For his efforts in saving these two people from either serious injury or worse, the LI Shields are proud to honor PO Christopher Canale as the Cop of the Month.

November 2015: President Message

It has often been said that a picture is worth a thousand words. Well, the picture on this page tells of the culmination of 43 and a half years of determination and dedication by the people who fought for Patrolman Phil Cardillo’s rightful recognition and due respect.
101915_dedication_emk 008.JPG
In 1972 Patrolman Cardillo was ambushed and assassinated in the 116th St. Harlem Mosque. Thanks to the determination of many, Phil was finally honored on Monday, October 19th. I had the privilege to attend the street naming ceremony at the NYPD academy on 28th Ave. Flushing Queens. Isn’t it ironic that the street in front of the academy is 28th Avenue, as Phil was a member of the 28th Pct. when he met his demise. As frustrating as this procedure was I believe the untiring efforts were very much appreciated by Phil’s on, Todd, and the entire Cardillo family. Thanks to to all who worked so long and so hard.

Ptl. Phillip Cardillo Street Renaming Ceremony

Upcoming Events: Next Meeting (12/10) and Holiday Party (12/13)

Our next meeting is Thursday, December 10th at the Coral House in Baldwin.

We look forward to seeing you there.

Also, don’t forget on Sunday, December 13th is the Children’s Holiday Party! Remember to get all your children and grandchildren ready to attend Mike and Noel’s 2015 Shields’ children’s Christmas party. As always it should be a fun party and Bob Forester has promised that Santa will make an appearance.

Not a Prayer!… (?)

The Commencement Exercises for the Jacob Gunther Elementary School were held on June 24, 1992 with this chaplain’s name (mine!) listed after the word, “Invocation.” Anyone going to the files in that school can still find that program and see my name printed in it – and perhaps never realize that I never got to say a word… or even attend!

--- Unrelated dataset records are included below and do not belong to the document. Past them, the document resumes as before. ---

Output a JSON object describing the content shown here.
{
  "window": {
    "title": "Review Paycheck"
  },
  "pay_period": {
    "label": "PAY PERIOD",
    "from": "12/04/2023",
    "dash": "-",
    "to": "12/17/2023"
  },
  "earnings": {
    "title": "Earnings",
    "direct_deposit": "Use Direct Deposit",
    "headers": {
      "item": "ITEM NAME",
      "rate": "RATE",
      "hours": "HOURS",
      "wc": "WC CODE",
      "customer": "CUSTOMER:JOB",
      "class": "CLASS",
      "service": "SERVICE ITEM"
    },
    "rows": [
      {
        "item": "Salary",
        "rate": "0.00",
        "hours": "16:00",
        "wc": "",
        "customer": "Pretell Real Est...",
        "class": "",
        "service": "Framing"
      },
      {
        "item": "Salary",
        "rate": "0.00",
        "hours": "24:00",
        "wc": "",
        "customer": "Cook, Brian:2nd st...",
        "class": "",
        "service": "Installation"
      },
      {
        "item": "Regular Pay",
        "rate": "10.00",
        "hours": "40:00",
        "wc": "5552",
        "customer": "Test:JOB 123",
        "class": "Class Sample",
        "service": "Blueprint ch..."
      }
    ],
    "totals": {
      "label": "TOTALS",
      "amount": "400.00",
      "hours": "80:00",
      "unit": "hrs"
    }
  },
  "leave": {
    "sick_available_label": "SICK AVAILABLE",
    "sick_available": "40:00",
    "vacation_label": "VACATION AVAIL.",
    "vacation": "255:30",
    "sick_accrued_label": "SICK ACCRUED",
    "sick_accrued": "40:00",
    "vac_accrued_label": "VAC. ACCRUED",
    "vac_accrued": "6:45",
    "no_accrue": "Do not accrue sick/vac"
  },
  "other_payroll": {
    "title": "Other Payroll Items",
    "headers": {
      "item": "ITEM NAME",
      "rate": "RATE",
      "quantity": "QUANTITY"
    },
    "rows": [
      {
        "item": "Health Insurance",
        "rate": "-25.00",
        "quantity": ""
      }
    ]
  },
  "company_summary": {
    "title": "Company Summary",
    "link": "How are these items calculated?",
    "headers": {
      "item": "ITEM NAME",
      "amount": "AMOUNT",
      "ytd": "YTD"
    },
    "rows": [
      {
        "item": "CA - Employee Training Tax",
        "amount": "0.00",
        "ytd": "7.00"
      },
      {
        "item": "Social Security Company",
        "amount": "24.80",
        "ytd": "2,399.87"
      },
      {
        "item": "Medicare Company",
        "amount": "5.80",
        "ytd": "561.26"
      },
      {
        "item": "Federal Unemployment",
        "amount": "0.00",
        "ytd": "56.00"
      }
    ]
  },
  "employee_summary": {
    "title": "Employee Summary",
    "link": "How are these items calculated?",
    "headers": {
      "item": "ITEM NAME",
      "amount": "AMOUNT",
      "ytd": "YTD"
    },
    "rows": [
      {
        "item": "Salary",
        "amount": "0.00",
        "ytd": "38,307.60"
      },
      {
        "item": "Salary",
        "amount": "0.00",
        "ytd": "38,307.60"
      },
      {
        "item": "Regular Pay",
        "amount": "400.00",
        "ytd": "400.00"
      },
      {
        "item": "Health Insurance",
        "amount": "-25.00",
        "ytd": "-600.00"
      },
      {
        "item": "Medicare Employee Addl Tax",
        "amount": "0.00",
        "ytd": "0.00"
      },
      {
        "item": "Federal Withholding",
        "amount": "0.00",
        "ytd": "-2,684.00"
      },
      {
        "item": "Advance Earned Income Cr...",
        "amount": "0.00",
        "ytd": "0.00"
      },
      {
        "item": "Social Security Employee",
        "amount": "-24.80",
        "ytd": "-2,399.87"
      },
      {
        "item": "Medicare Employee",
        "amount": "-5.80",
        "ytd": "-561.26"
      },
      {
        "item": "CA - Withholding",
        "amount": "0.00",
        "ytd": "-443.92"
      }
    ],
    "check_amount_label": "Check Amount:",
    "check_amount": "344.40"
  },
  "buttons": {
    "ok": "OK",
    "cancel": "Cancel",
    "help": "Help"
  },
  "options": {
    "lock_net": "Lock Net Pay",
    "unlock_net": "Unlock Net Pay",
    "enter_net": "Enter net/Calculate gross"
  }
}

The poor principal, in some embarrassment, phoned me at 2:00 p.m. that June afternoon and shared the news that the school was now expected to follow the Supreme Court’s recent ruling forbidding prayer at a school ceremony and that I should not come to that place at 7:00!

It seems that a certain Daniel and Deborah Weisman of Rhode Island had brought a case against prayer in school to court… and it made it all the way to Washington where the Supreme Court upheld the ban in Lee v. Weisman, making it the law of the land to exclude the prayers.

I recall writing a newsletter article for the congregation I served at the time, explaining that it might be a good thing to spare people from the unwelcome presence of such a thing that sets some of them at odds with others who pray. I shared my experience of prayers attempted at other ceremonies in which the high school graduates made no attempt to hide the beer bottles from which they were drinking (in caps and gowns!) and no disguising their inattention to the words being spoken or to the spirit of respect and consideration. Such deportment troubled, disappointed, and even shocked some standing with dignity while others of the opposite spirit raised a din, while no one in authority ever said or did a thing.

So in this season of the year, when many people of faith remember with thanksgiving the freedoms we enjoy in this nation, where stories of faith can be told without threat of hindrance. There is feasting in the retelling of powerful deliverance from long-term abuse in Egypt (with miraculous establishment of a special people, God’s own people – through the sea and into the Promised Land) and the assurance that the Mighty One displays authority that conquers the very fear and sting of death itself in a surprise Third Day that changed defeated and sorrowing followers into bold and confident celebrants of the power of love and new life. How appropriate to pause… and pray.

I marvel that, in this world of so much coarseness and mockery, every meeting of the Long Island Shields includes some moments… of prayer. How unlike so many other groups we are – that we pause in our busy lives and – as a group of friends – share in reflective moments of attention of a Power greater than ourselves. It makes me feel so honored to be included in such a worthy tradition!

JGAnderson, Chaplain